Making your business cycle-friendly
While cycling levels in London have more than doubled since 2000, levels across the UK have remained fairly static. It is estimated that the NHS alone could save £319 million if cycling rates in other UK cities were on a par with the capital, says the sustainable transport charity, Sustrans.
But according to the Department for Transport’s 2017 statistics, cycling in England still only accounts for 2% of all trips and 1% of all distance travelled. And of those journeys, only 37% are for commuting or business.
A study by the British Medical Journal in 2017 reported that employees who commuted to work by bike had a 41% lower risk of dying from all causes than people who drove or took public transport. They also had a 46% lower risk of developing cardiovascular disease and a 52% lower risk of dying from it, and a 45% lower risk of developing cancer.
It’s not all about long-term physical health. A comparison of employees who cycle to work with inactive employees found that those who did not cycle lost, on average, six additional days per year of productive working time due to ill-health related absence and presenteeism. Additionally, those that cycle cut the likelihood of being in the obese weight range by half.
The same research found that levels of depression among cyclists are approximately 25% lower than the inactive group, with 20% of cyclists have a high life satisfaction score, compared with 15% of others.
Supporting cycling and rewarding sustainability can help you boost your CSR too: cut congestion, improve your local environment and enhance your corporate social responsibility by reducing your carbon footprint.
So how can employers make it easier to commute by bike?
Offering cycle training from your workplace either during or around work hours is a brilliant way of overcoming one of the key barriers to cycling – confidence. Free cycle checks are another low-cost, easy to implement offering. Most local councils will be happy to help.
Provide top-notch facilities
Facilities such as convenient and secure bike storage, showers and lockers so cyclists can change before starting work – even perhaps somewhere wet clothes can be hung to dry – are a great help to current and potential cyclists and consume less space than parking spaces. Keeping spare bits of handy kit such as locks, emergency lights and puncture repair kits to loan out when needed is also a good way to support cyclists and inspire confidence.
Incentivise and reward sustainability and active travel
If you offer free or cheap parking for car drivers, look at how cyclists can be similarly rewarded – discounts in the work canteen, assurance of a taxi home in an emergency and discounted bikes through the Cycle to Work scheme are just a few ideas.

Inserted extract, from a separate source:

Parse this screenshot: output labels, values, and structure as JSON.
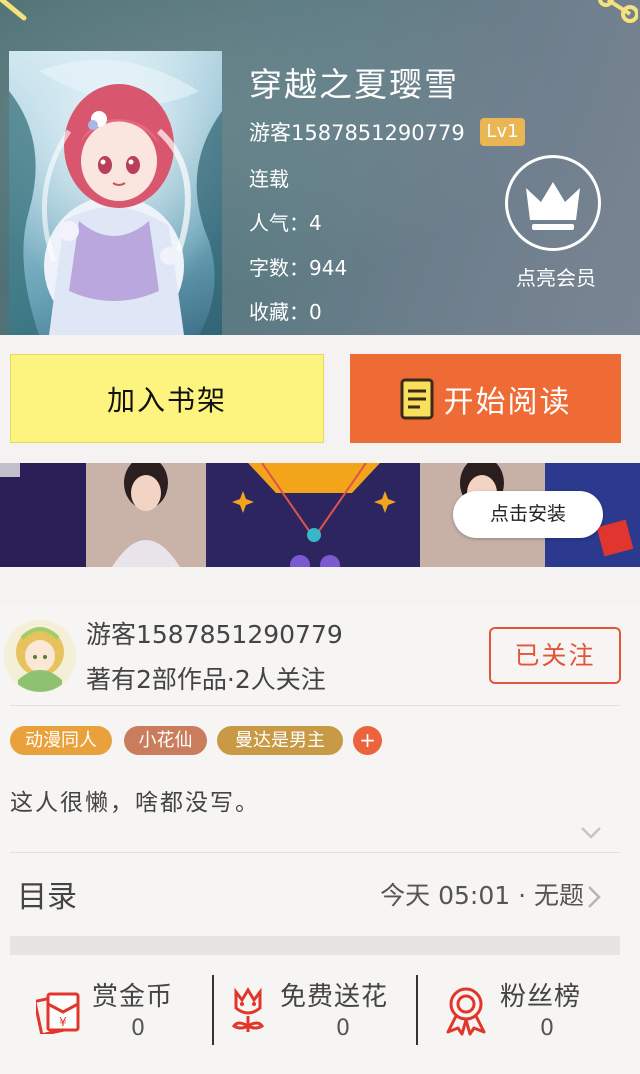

A BetterPoints employee incentive programme of green sustainability rewards is another.
Make cycling part of your culture
Many businesses offer bike as well as car mileage for staff travelling to meetings and appointments – the lower rate means it costs the business less in expenses whilst benefiting the employee. Bike pools too can help make cycling a more viable option for staff who live too far away to travel to work or meetings by bicycle.

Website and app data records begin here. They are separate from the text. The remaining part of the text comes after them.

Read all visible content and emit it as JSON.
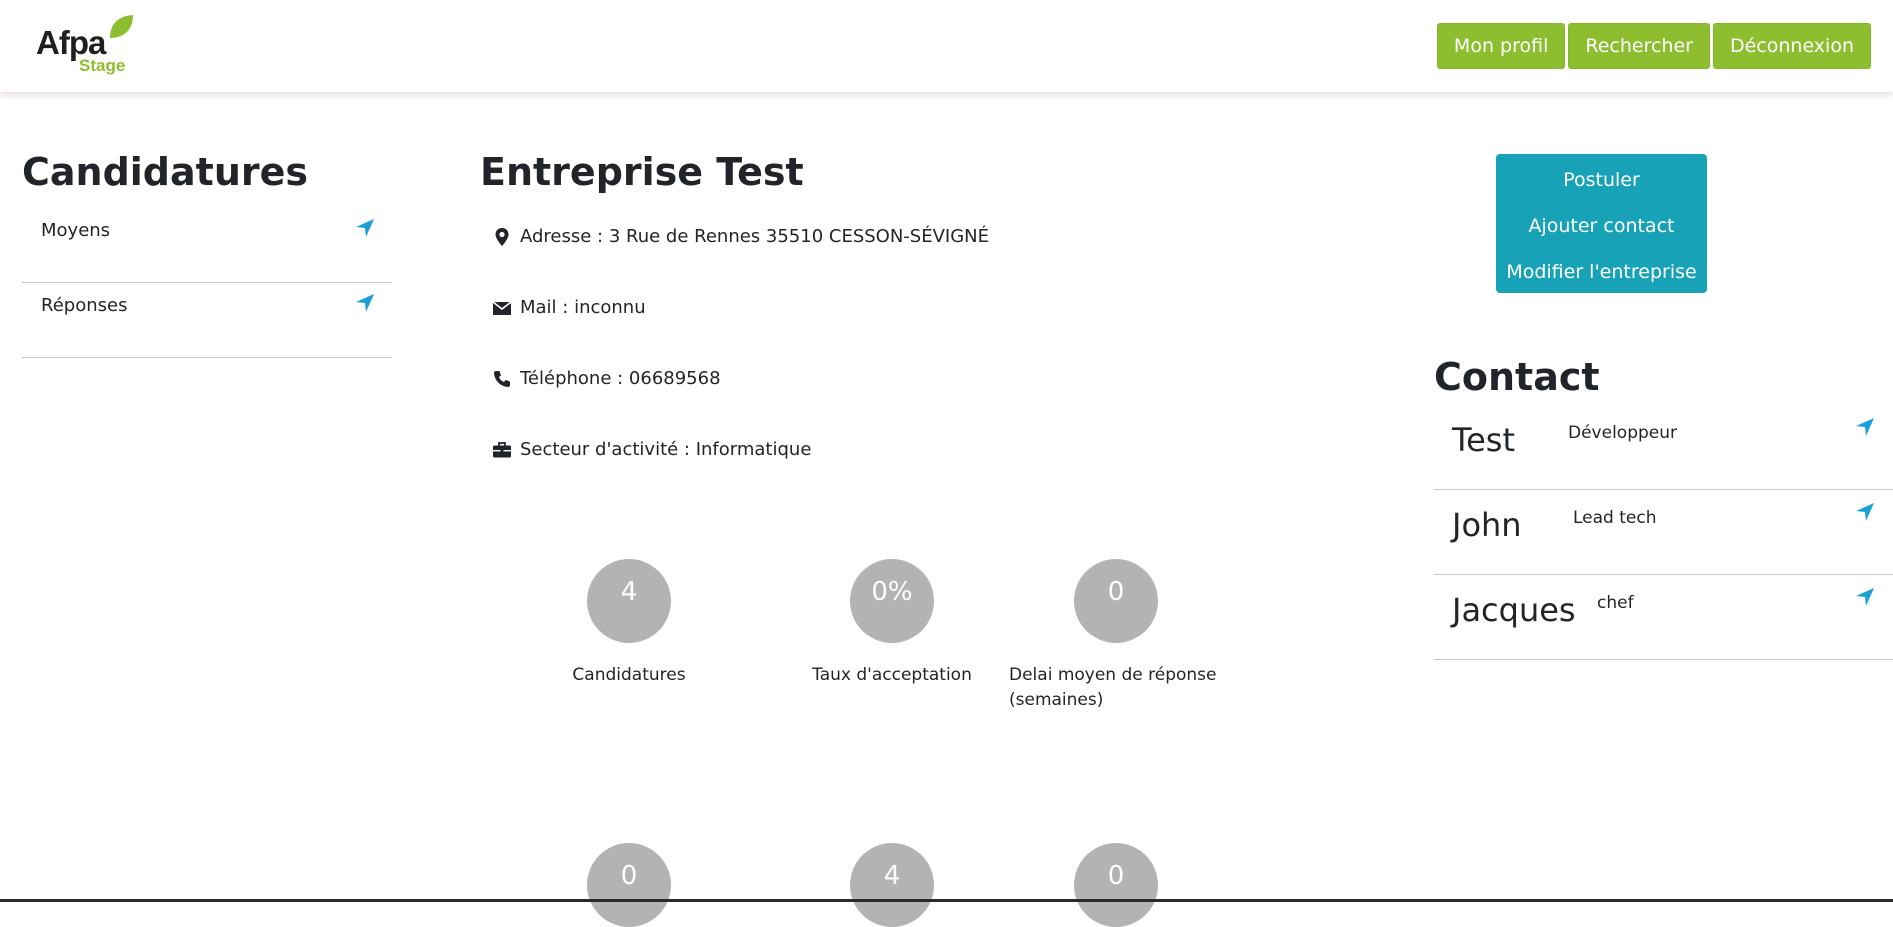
{
  "header": {
    "logo_main": "Afpa",
    "logo_sub": "Stage",
    "nav": [
      {
        "label": "Mon profil"
      },
      {
        "label": "Rechercher"
      },
      {
        "label": "Déconnexion"
      }
    ]
  },
  "sidebar": {
    "title": "Candidatures",
    "items": [
      {
        "label": "Moyens"
      },
      {
        "label": "Réponses"
      }
    ]
  },
  "company": {
    "name": "Entreprise Test",
    "address": "Adresse : 3 Rue de Rennes 35510 CESSON-SÉVIGNÉ",
    "mail": "Mail : inconnu",
    "phone": "Téléphone : 06689568",
    "sector": "Secteur d'activité : Informatique"
  },
  "stats": [
    {
      "value": "4",
      "label": "Candidatures"
    },
    {
      "value": "0%",
      "label": "Taux d'acceptation"
    },
    {
      "value": "0",
      "label": "Delai moyen de réponse (semaines)"
    },
    {
      "value": "0",
      "label": ""
    },
    {
      "value": "4",
      "label": ""
    },
    {
      "value": "0",
      "label": ""
    }
  ],
  "actions": [
    {
      "label": "Postuler"
    },
    {
      "label": "Ajouter contact"
    },
    {
      "label": "Modifier l'entreprise"
    }
  ],
  "contacts": {
    "title": "Contact",
    "items": [
      {
        "name": "Test",
        "role": "Développeur"
      },
      {
        "name": "John",
        "role": "Lead tech"
      },
      {
        "name": "Jacques",
        "role": "chef"
      }
    ]
  },
  "colors": {
    "brand_green": "#8dbe2f",
    "action_teal": "#17a2b8",
    "arrow_blue": "#1a9fd8",
    "stat_grey": "#b3b3b3"
  },
  "icons": {
    "logo": "leaf-icon",
    "link_arrow": "location-arrow-icon",
    "address": "map-marker-icon",
    "mail": "envelope-icon",
    "phone": "phone-icon",
    "sector": "briefcase-icon"
  }
}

Make it fun!
Cycling is a great way to socialise. Organising a weekly lunchtime or post-work leisure ride can help foster a sense of community and encourage more employees to give cycling a go.
- Most UK areas still breach pollution limits, report says
- Leicester joins list of cities considering workplace parking levies
- Overwhelming evidence that humans are causing global warming, say scientists
- To beat air pollution we must urge people out of cars, say researchers
- UK Air Quality is improving but there’s a long way to go